29 December 2021
By Chris Partridge
Chris Partridge, who has been a reader of HTBS almost from the start, shares this lovely story about novelist Samuel Butler as a cox at Cambridge.
One of the delights of the internet is the serendipitous discoveries that come one’s way. I was looking for a text by the great Victorian satirist Samuel Butler, author of Erewhon, and came across this recollection by a friend of his at Oxford:
Butler wrote various other papers during his undergraduate days, some of which, preserved by one of his contemporaries, who remained a lifelong friend, the Rev. Canon Joseph M’Cormick, now Rector of St. James’s, Piccadilly, are reproduced in The Note-Books of Samuel Butler (1912).

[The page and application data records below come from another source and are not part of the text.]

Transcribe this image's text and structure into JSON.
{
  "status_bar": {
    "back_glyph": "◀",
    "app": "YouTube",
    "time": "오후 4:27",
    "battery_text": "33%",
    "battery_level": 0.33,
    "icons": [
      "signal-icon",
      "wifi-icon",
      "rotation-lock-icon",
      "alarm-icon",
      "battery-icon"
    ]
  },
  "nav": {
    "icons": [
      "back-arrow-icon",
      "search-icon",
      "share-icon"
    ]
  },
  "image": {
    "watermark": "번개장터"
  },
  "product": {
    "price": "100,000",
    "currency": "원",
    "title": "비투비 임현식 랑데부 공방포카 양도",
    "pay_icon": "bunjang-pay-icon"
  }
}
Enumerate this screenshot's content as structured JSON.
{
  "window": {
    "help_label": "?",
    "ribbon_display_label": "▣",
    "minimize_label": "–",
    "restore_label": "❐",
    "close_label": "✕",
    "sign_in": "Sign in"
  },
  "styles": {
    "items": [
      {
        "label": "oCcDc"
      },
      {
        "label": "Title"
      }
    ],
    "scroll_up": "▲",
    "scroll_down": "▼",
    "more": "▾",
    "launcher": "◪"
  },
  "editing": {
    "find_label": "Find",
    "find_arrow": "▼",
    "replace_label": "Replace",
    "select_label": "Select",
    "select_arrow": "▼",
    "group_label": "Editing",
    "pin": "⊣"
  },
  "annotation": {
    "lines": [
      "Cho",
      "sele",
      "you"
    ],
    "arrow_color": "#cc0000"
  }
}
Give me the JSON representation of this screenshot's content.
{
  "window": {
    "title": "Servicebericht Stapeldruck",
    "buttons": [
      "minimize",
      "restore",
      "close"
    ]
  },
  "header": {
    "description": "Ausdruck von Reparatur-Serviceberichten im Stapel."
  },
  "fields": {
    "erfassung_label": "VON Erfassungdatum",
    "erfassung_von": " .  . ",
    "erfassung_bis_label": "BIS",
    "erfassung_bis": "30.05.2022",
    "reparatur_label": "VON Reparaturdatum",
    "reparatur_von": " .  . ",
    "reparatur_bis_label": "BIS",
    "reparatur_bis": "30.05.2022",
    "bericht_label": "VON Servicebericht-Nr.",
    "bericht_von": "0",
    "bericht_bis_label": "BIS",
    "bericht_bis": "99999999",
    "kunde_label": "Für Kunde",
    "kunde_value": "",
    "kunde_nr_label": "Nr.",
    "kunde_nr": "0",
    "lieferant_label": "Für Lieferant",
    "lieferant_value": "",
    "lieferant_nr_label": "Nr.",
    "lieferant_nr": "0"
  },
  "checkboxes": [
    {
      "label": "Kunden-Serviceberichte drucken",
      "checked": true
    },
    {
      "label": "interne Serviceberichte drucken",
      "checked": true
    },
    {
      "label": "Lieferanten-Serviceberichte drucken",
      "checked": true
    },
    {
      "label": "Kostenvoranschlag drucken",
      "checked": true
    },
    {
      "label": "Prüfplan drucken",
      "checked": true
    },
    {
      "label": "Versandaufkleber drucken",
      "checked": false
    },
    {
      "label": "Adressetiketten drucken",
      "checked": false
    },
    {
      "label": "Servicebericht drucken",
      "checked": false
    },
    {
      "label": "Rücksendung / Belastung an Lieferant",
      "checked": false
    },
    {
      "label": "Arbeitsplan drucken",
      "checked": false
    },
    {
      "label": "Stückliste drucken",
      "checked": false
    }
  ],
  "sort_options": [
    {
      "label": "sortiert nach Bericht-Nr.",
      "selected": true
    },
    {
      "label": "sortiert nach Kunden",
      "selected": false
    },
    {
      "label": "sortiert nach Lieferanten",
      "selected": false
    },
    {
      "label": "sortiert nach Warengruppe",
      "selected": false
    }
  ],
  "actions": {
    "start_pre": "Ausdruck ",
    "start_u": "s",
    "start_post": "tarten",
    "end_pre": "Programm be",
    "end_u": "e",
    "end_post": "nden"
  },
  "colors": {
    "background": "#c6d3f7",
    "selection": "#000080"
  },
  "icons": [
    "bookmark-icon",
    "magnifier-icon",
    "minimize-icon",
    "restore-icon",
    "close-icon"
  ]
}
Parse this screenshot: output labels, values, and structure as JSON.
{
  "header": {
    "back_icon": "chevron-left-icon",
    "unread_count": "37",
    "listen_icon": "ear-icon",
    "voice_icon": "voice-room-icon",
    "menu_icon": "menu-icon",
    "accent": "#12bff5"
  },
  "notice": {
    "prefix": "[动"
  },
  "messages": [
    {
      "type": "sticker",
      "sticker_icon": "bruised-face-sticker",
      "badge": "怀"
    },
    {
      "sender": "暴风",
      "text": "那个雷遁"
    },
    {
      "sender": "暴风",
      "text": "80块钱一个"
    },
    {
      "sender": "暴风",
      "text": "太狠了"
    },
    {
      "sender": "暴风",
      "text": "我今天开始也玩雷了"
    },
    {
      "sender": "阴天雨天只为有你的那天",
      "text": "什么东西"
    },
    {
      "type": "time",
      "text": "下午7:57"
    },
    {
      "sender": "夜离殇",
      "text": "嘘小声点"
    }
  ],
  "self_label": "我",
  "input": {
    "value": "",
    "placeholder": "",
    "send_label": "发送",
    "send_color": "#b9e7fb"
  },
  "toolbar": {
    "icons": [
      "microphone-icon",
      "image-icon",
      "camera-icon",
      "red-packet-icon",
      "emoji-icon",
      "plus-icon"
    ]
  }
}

He also steered the Lady Margaret first boat, and Canon M’Cormick told me of a mishap that occurred on the last night of the races in 1857. Lady Margaret had been head of the river since 1854, Canon M’Cormick was rowing 5, Philip Pennant Pearson (afterwards P. Pennant) was 7, Canon Kynaston, of Durham (whose name formerly was Snow), was stroke, and Butler was cox. When the cox let go of the bung at starting, the rope caught in his rudder lines, and Lady Margaret was nearly bumped by Second Trinity. They escaped, however, and their pursuers were so much exhausted by their efforts to catch them that they were themselves bumped by First Trinity at the next corner. Butler wrote home about it:
11 March, 1857. Dear Mamma: My foreboding about steering was on the last day nearly verified by an accident which was more deplorable than culpable the effects of which would have been ruinous had not the presence of mind of No. 7 in the boat rescued us from the very jaws of defeat. The scene is one which never can fade from my remembrance and will be connected always with the gentlemanly conduct of the crew in neither using opprobrious language nor gesture towards your unfortunate son but treating him with the most graceful forbearance; for in most cases when an accident happens which in itself is but slight, but is visited with serious consequences, most people get carried away with the impression created by the last so as to entirely forget the accidental nature of the cause and if we had been quite bumped I should have been ruined, as it is I get praise for coolness and good steering as much as and more than blame for my accident and the crew are so delighted at having rowed a race such as never was seen before that they are satisfied completely. All the spectators saw the race and were delighted; another inch and I should never have held up my head again. One thing is safe, it will never happen again.
This rings true: a crew facing disaster will usually focus on retrieving the situation, leaving the matter of cursing the guilty until later, and Butler’s dramatic escape meant they could forgive.